Weaving in, out of our lives

Published 12:47 am Wednesday, September 21, 2011

It is interesting the way connections to people weave through our lives. I got a reminder of that last week when my phone rang.

“Hello is this Nancy Blackmon who writes for the paper?” said the voice.

“Yes, it is,” I said.

The person on the other end of the line called to tell me he wanted to give me something that he thought would mean a lot to me. He was right, but before I go on with that part of the story, let me tell you about those connections I mentioned.

When I was a child, both sets of my grandparents lived in Luverne, and we made many trips there for visits. Beside Mama Helms house was a big white house. Its backyard met my grandmother’s side yard. I remember it because there always seemed to be a bunch of children running around. I stood at the fence that separated the yards watching them play and I‘d ask Mama Helms about them.

Fast forward to the late 1980s when my husband worked at Tracey-Lucky and met Hank Philips. They became friends and then his wife, Darlene, and I met because of their friendship. One time when the four of us were together, we talked about growing up, and it turned out Hank was one of those children playing in the backyard beside my grandmother’s house. We kind of laughed about never meeting all those years ago.

After the plant where they worked closed, Hank and my husband talked a few times, but we eventually lost touch with him and with Darlene. Later, we heard Hank passed away and talked about how much we enjoyed knowing him and how we wished we hadn‘t lost touch.

Take another jump forward to a workshop I attended a year or so ago. To my surprise and delight, Darlene was there, too, and we started talking. Because of that meeting, we now have a renewed, and much closer, friendship.

On to the last connection. Another childhood memory involves visiting Folmar relatives in Luverne; one of them was Richard Folmar who was an amazing artist. I wrote a column about him when they held his estate sale, saying I was sad I missed it because I would like to have a piece of his art.

Now back to the call and the gift. The man on the phone turned out to be Hank’s brother, Harry. Not only did he grow up in Luverne, but he was also good friends with Richard. He had no idea I knew Hank or that the two of them lived near my grandmother when they were kids. He just read the column and decided he wanted to give me a little painting that Richard gave to him and his wife.

His generosity was overwhelming ,and I so appreciated his thinking of me. When I picked up the painting, I told him about knowing his brother and about where my grandparents once lived. We both smiled at the interesting way things work out.

As I drove home I thought about how we move in and out of each other’s lives, how our stories weave together to make a wonderful tapestry.

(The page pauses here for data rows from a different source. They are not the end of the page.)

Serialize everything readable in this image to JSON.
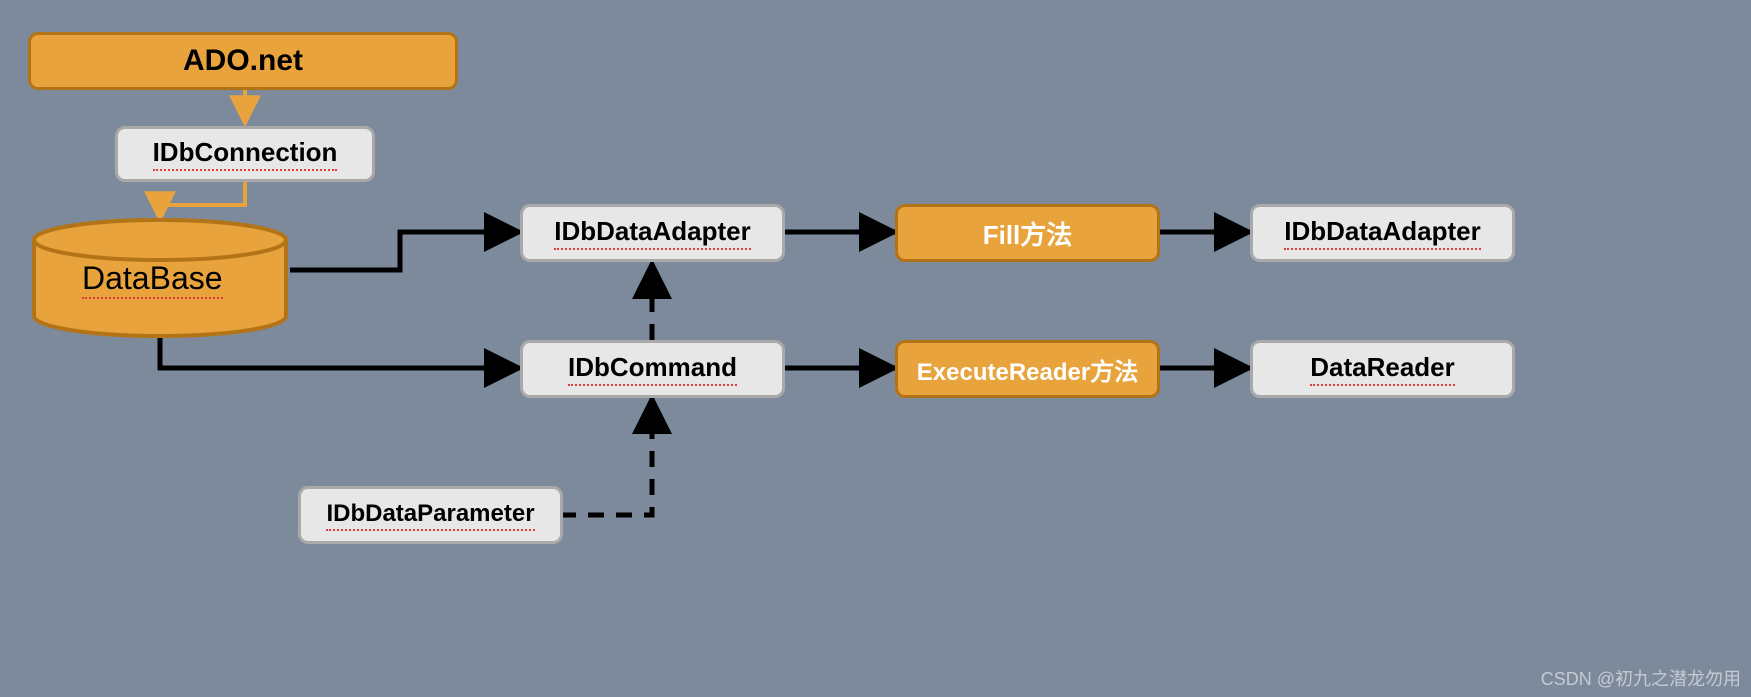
{
  "nodes": {
    "ado": "ADO.net",
    "idbconnection": "IDbConnection",
    "database": "DataBase",
    "idbdataadapter1": "IDbDataAdapter",
    "fill": "Fill方法",
    "idbdataadapter2": "IDbDataAdapter",
    "idbcommand": "IDbCommand",
    "executereader": "ExecuteReader方法",
    "datareader": "DataReader",
    "idbdataparameter": "IDbDataParameter"
  },
  "watermark": "CSDN @初九之潜龙勿用",
  "colors": {
    "orange_fill": "#e8a33d",
    "orange_stroke": "#b37417",
    "grey_fill": "#e7e7e7",
    "grey_stroke": "#a9a9a9",
    "bg": "#7c8a9c"
  }
}
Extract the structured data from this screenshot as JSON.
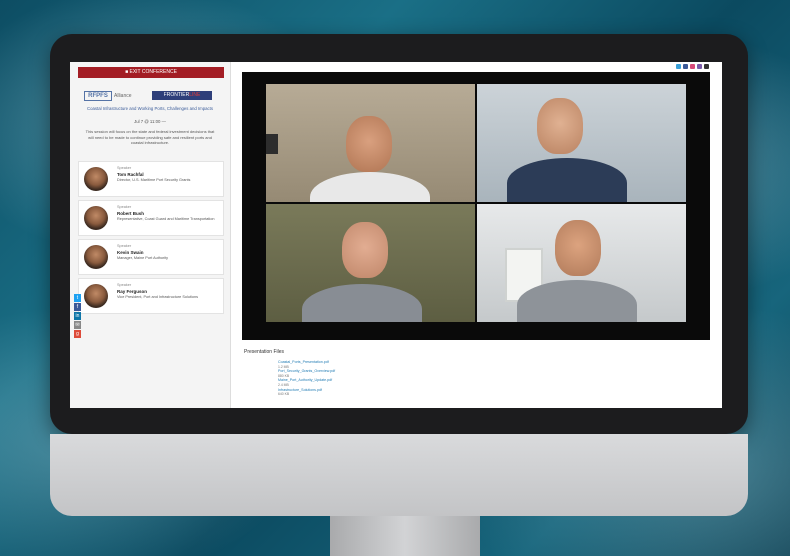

I just know Hank is happy that Darlene and I reconnected. I feel sure Richard would like that his friend gave me the painting. And, Mama Helms is probably smiling and saying what I heard her say when I asked her about the children next door, “Those Phillips youngins are something.”